New Revenue Streams07/09/20
The natural habitats associated with wildlife in our countryside are protected now more than ever. Legislation is ensuring that these habitats are being retained and looked after, so that we get the balance right between rural development and a natural environment. An example of the Government’s recent developments in this area has been the granting of a ‘right to remain’ for beavers living on the River Otter in East Devon.
Return of a native
Following a five-year study, 15 families of beavers have been allowed to remain living on the river from August 2020. Devon Wildlife Trust looked at the beavers' impact on the local environment, as a result of them being on the river. The animals are now deemed to be beneficial to the countryside, and farmers and landowners could be paid to have them on their land. The Trust has called it “the most ground-breaking government decision for England’s wildlife for a generation”. This is the first time a native mammal that has become extinct here has been allowed, with government backing, to reappear in our landscape. 400 years ago, beavers were hunted to extinction for their meat, water-resistant fur and a secretion that could be used in food, medicine and perfume. At present, there are over 50 adults and young living on the River Otter.
A natural choice
The beavers’ positive impact identified during the Devon trial has convinced the government to pursue this further. On the River Otter, the beavers’ presence replenished and enhanced the ecology of the water’s catchment area, increasing the the number of fish in the river and improving water quality. As beavers are herbivores, the knock-on effect of this was more food for the native otter population and cleaner water. It was even identified that they helped mitigate against flooding, as their dams acted as natural flood defences. This in turn protected land and homes further downstream.
A diverse environment
Closer to home, a smaller-scale project will see a pair of beavers released into an enclosed site near Hatchmere in Delamere Forest, Cheshire. This is part of a five-year project to assess their positive impact on the area and environment.
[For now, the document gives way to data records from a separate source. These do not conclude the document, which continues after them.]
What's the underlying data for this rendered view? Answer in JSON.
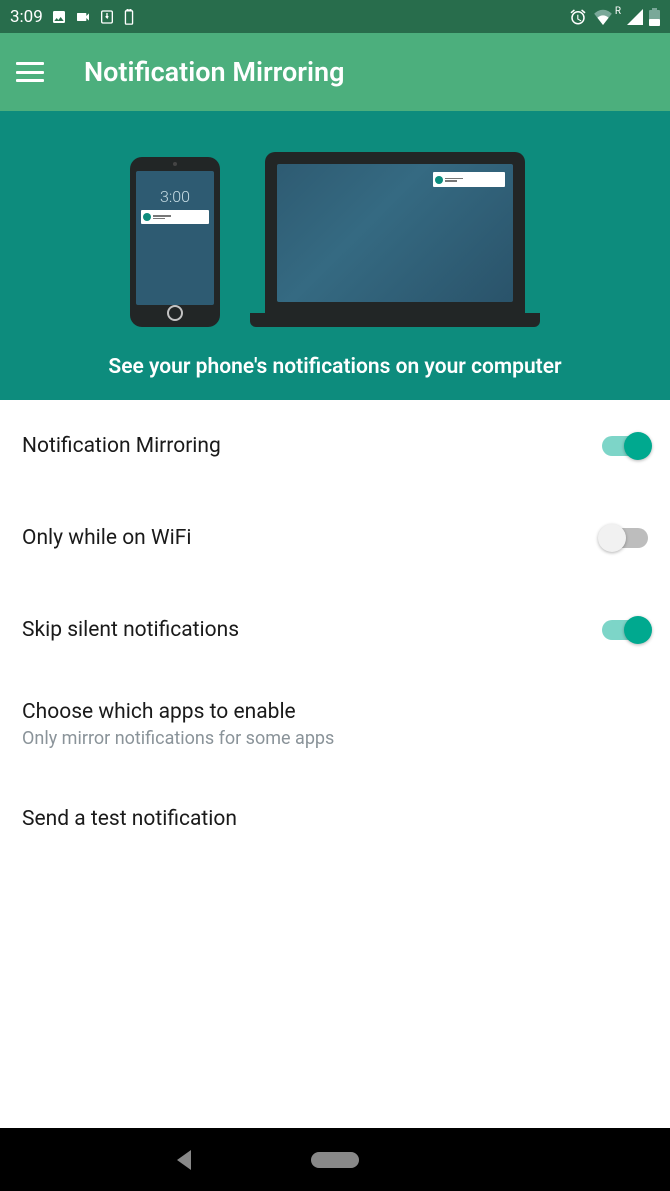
{
  "status": {
    "time": "3:09",
    "roaming": "R"
  },
  "appbar": {
    "title": "Notification Mirroring"
  },
  "hero": {
    "phone_time": "3:00",
    "caption": "See your phone's notifications on your computer"
  },
  "settings": [
    {
      "title": "Notification Mirroring",
      "sub": "",
      "toggle": "on"
    },
    {
      "title": "Only while on WiFi",
      "sub": "",
      "toggle": "off"
    },
    {
      "title": "Skip silent notifications",
      "sub": "",
      "toggle": "on"
    },
    {
      "title": "Choose which apps to enable",
      "sub": "Only mirror notifications for some apps",
      "toggle": ""
    },
    {
      "title": "Send a test notification",
      "sub": "",
      "toggle": ""
    }
  ]
}
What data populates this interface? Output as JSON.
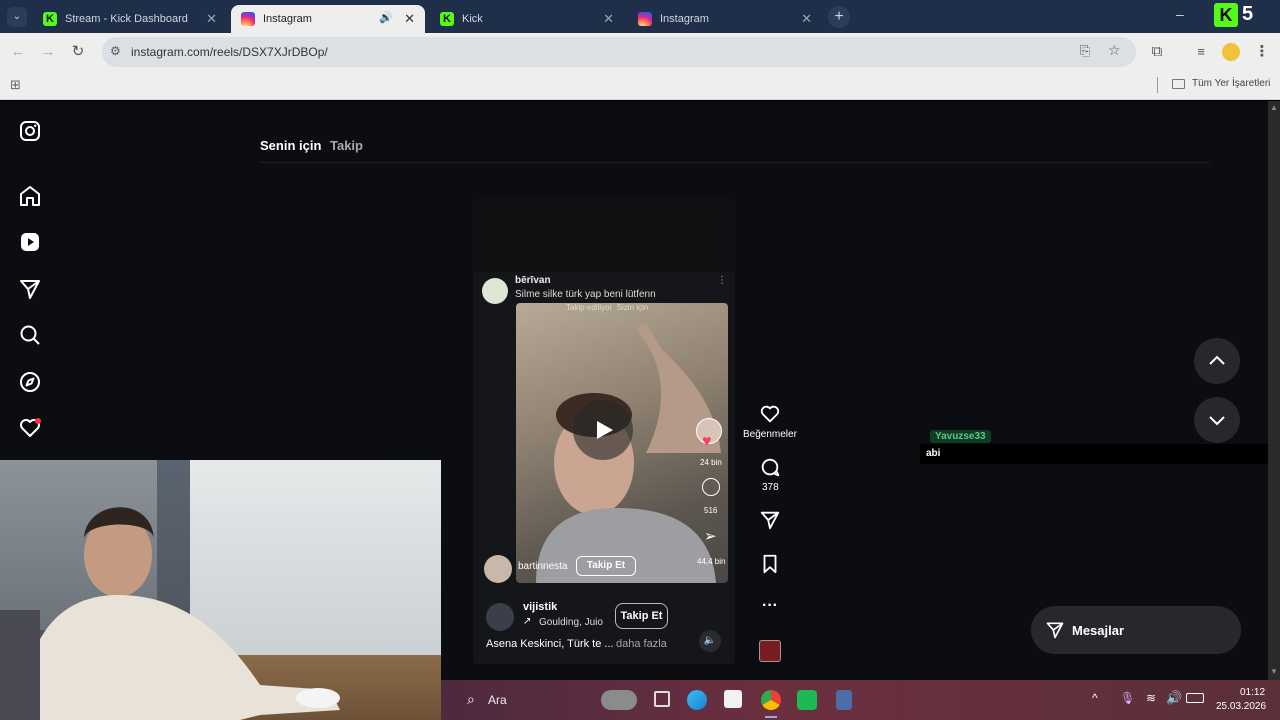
{
  "browser": {
    "tabs": [
      {
        "title": "Stream - Kick Dashboard",
        "icon": "kick-icon",
        "active": false
      },
      {
        "title": "Instagram",
        "icon": "instagram-icon",
        "active": true
      },
      {
        "title": "Kick",
        "icon": "kick-icon",
        "active": false
      },
      {
        "title": "Instagram",
        "icon": "instagram-icon",
        "active": false
      }
    ],
    "new_tab": "+",
    "minimize": "–",
    "url": "instagram.com/reels/DSX7XJrDBOp/",
    "bookmarks_label": "Tüm Yer İşaretleri",
    "kick_badge": "5"
  },
  "instagram": {
    "feed_tabs": {
      "for_you": "Senin için",
      "following": "Takip"
    },
    "reel": {
      "inner_author": "bērīvan",
      "inner_caption": "Silme silke türk yap beni lütfenn",
      "inner_top_text": "Takip ediliyor  Sizin için",
      "inner_likes": "24 bin",
      "inner_comments": "516",
      "inner_shares": "44,4 bin",
      "inner_user": "bartinnesta",
      "inner_follow": "Takip Et",
      "author": "vijistik",
      "audio": "Goulding, Juio",
      "follow": "Takip Et",
      "caption": "Asena Keskinci, Türk te ...",
      "more": "daha fazla"
    },
    "actions": {
      "likes_label": "Beğenmeler",
      "comments": "378"
    },
    "messages_label": "Mesajlar",
    "chat": {
      "user": "Yavuzse33",
      "message": "abi"
    }
  },
  "taskbar": {
    "search": "Ara",
    "time": "01:12",
    "date": "25.03.2026"
  },
  "colors": {
    "ig_bg": "#0c0d10",
    "kick_green": "#53fc18",
    "chat_user": "#57c785",
    "notification": "#ff3040"
  }
}
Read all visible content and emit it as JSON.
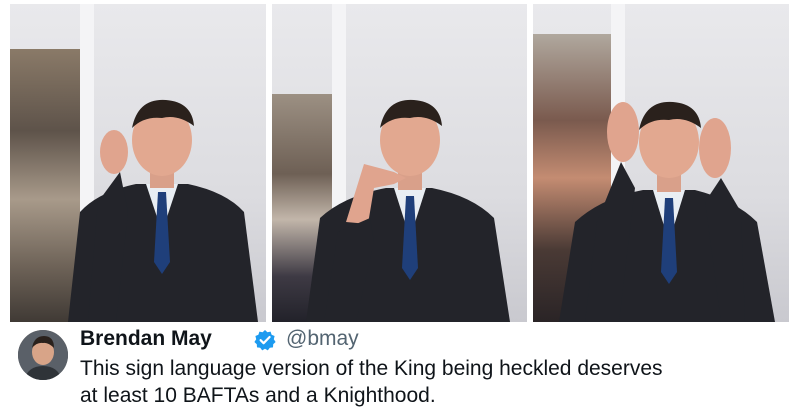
{
  "tweet": {
    "display_name": "Brendan May",
    "handle": "@bmay",
    "text_line1": "This sign language version of the King being heckled deserves",
    "text_line2": "at least 10 BAFTAs and a Knighthood.",
    "verified_icon": "verified-badge-icon",
    "verified_color": "#1d9bf0"
  },
  "photos": {
    "count": 3
  }
}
If the Government goes ahead and introduces grants for allowing beavers to settle permanently on stretches of water on farmland, it could become a diversification option for landowners. If a landowner had a watercourse running through their land, it may benefit from the presence of beavers and the positive aspects they bring to rural ecology. A government grant would mean an income and also provide the stimulus for tourist traffic – the beavers would attract visitors to the area, who themselves could also become source of revenue. If inland fisheries and other aquatic projects can become so popular for farmers, there’s no reason why beavers shouldn’t be the next innovative revenue stream.